Dataset items ::
________________________________________

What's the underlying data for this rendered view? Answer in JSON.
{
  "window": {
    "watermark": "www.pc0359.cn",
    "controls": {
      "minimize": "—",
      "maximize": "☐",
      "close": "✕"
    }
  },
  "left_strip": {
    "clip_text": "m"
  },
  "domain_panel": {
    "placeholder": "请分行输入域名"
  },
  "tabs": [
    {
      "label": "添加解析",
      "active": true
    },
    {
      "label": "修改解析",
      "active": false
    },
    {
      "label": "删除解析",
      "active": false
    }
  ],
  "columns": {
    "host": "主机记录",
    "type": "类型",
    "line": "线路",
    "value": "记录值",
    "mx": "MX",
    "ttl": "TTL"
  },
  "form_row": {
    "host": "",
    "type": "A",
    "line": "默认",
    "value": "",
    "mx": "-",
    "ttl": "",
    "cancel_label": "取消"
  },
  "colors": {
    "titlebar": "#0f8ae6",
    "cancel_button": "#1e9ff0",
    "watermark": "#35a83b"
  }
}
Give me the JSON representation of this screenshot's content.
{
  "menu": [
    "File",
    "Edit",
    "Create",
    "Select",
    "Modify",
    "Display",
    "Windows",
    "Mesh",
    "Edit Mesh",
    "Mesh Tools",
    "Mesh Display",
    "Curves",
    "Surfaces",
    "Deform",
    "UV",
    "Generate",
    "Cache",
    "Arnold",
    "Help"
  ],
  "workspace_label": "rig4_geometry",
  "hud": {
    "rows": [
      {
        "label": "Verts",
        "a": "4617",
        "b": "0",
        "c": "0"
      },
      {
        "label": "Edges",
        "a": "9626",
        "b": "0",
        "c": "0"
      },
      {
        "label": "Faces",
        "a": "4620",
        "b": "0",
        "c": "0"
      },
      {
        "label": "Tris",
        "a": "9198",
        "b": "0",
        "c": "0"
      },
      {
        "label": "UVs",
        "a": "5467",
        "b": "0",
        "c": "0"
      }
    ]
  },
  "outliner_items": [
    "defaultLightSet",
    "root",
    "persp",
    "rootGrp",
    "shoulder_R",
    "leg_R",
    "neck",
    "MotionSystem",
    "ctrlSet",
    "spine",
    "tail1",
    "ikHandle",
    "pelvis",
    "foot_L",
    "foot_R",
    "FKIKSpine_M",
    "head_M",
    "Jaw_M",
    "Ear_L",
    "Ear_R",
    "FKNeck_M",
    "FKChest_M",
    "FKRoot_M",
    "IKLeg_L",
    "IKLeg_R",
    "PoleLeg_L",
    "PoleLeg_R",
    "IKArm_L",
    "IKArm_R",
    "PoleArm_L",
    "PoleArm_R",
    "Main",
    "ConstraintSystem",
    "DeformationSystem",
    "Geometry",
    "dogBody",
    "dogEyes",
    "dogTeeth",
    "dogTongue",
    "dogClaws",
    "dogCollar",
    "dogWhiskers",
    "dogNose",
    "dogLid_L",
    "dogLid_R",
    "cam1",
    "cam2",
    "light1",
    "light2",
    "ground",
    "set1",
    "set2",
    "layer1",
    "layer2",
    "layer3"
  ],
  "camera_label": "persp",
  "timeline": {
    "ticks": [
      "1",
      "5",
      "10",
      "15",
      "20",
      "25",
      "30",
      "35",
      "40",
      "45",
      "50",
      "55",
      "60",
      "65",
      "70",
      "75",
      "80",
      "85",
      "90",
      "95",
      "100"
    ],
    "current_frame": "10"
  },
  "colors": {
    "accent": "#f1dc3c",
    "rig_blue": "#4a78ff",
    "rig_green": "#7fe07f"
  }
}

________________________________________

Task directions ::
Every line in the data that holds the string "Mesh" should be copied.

Answer area ::
    "Mesh",
    "Edit Mesh",
    "Mesh Tools",
    "Mesh Display",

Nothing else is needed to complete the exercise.